On first blush, the app looks and feels intuitive, but after spending some time with it you'll see that it's missing some key features that every calendar app should have. According to the developers, some of those are yet to come, but until they arrive it's not worth a download.
Getting started with Peek
When you first launch the app after installation, you're prompted to grant access to the events stored in your Calendar app. Then, after you're set up, each day for the current week is represented with a colored bar. Tapping on it will unfold the day's activities. You can view the duration and location of each respective activity by swiping the title bar to the right. A swipe to the left opens a menu where you'll find reminders of the most common navigation methods used in the app, along with a video tutorial, and the app settings. Scrolling past the week view will bring up a month view, where you can then view past and upcoming events by tapping on the date.
In the settings section, you can change the color theme, toggle the app sounds and vibration, set the first day of the week (to either Sunday or Monday), and toggle a feature that displays the current time when the proximity sensor is covered. I recommend turning this last feature off, as it repeatedly activated itself while trying to view my agenda even if the sensor wasn't being covered.
Some gestures and navigation that Peek Calendar uses are intuitive; others are not. For example, entering the start and end times for an appointment requires you to tap and hold on the time field, before using sliders to set the proper time. It seems like it would be easier if you could tap on the screen and edit the time directly. Too avoid frustration with the app's many interface quirks, I strongly advise you to view the tutorial page linked to in the app's menu before you start entering events.
Finally, there's also a shake feature, where you can shake your iPhone and the app picks a random, kindhearted activity for you to complete.

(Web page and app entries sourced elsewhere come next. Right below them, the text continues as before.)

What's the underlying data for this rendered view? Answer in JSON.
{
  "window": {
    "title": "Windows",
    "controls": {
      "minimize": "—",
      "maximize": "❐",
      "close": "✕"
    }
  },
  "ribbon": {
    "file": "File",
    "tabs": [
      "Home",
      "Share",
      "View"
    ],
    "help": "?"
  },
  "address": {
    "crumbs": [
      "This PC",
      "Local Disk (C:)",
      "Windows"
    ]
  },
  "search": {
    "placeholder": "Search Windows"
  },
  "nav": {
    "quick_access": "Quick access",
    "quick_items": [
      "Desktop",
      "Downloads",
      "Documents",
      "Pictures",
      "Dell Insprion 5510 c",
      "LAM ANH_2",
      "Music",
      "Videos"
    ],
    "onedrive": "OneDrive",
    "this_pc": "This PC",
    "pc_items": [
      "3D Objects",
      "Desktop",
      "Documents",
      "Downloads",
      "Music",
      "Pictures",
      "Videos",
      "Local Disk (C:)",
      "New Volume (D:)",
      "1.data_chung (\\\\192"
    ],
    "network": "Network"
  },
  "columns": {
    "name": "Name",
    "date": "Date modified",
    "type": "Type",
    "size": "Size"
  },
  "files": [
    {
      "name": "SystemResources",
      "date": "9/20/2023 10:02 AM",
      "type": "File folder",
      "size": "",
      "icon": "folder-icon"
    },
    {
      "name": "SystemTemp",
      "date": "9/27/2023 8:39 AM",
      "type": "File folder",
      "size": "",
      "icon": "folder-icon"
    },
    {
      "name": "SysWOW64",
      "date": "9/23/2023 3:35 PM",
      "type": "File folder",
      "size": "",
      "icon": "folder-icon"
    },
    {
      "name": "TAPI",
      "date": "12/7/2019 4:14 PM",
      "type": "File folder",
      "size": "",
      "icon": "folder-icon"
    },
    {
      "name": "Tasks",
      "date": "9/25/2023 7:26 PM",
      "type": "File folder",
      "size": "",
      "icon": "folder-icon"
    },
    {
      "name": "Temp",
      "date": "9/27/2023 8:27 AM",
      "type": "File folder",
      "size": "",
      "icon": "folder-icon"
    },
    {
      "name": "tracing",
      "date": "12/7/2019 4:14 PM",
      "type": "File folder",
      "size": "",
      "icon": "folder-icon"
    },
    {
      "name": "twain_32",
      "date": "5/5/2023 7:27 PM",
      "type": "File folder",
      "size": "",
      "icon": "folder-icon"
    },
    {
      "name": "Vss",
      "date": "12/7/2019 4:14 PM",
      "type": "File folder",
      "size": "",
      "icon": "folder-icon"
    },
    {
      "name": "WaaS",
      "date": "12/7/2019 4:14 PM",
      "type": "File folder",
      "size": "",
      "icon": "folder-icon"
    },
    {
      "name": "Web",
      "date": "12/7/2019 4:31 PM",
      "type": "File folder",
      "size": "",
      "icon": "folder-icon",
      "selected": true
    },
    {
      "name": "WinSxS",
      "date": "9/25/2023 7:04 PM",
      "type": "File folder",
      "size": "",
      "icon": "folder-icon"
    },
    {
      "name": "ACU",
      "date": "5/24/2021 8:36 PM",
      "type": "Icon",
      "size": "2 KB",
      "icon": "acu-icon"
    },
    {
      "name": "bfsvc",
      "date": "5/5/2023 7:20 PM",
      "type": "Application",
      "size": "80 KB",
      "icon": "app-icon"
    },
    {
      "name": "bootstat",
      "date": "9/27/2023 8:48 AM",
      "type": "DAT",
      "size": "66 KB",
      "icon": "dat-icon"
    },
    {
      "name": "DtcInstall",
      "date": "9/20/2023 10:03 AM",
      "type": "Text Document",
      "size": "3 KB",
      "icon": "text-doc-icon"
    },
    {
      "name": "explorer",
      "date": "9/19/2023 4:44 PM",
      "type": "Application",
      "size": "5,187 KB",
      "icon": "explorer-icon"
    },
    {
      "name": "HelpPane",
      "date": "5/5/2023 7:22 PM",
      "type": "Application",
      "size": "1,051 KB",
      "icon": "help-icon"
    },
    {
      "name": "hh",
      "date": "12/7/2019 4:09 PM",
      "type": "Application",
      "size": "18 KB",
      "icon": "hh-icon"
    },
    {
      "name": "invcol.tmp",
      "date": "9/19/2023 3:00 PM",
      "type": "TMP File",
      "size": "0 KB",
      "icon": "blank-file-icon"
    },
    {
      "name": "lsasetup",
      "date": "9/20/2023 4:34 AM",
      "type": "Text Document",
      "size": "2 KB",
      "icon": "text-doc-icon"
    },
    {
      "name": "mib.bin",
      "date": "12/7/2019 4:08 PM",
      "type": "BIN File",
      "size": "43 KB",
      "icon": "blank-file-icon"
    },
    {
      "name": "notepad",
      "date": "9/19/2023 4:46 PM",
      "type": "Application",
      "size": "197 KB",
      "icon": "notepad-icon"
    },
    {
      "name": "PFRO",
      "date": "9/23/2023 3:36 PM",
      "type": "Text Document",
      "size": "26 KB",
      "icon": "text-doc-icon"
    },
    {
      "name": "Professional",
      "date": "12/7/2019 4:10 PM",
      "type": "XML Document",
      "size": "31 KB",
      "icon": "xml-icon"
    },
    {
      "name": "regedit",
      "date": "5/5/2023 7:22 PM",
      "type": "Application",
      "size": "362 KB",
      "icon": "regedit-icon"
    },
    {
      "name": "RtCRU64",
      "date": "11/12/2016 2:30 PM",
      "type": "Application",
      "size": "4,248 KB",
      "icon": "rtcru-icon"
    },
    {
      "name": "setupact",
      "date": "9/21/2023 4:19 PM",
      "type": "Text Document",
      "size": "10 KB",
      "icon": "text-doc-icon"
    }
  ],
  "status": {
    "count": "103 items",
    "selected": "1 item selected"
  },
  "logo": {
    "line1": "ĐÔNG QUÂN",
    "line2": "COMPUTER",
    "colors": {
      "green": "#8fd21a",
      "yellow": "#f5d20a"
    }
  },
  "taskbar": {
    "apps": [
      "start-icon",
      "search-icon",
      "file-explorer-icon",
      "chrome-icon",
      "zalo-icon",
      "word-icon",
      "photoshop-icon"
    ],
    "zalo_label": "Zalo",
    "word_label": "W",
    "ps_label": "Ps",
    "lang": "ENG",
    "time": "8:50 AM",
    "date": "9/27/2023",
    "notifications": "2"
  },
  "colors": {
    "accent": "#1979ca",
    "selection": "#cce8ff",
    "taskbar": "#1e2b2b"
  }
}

Some examples include: "Call someone you love," or "Take time to relax." It's a nice addition, I suppose, but I would prefer the app had a deeper feature set than these extras I really don't need.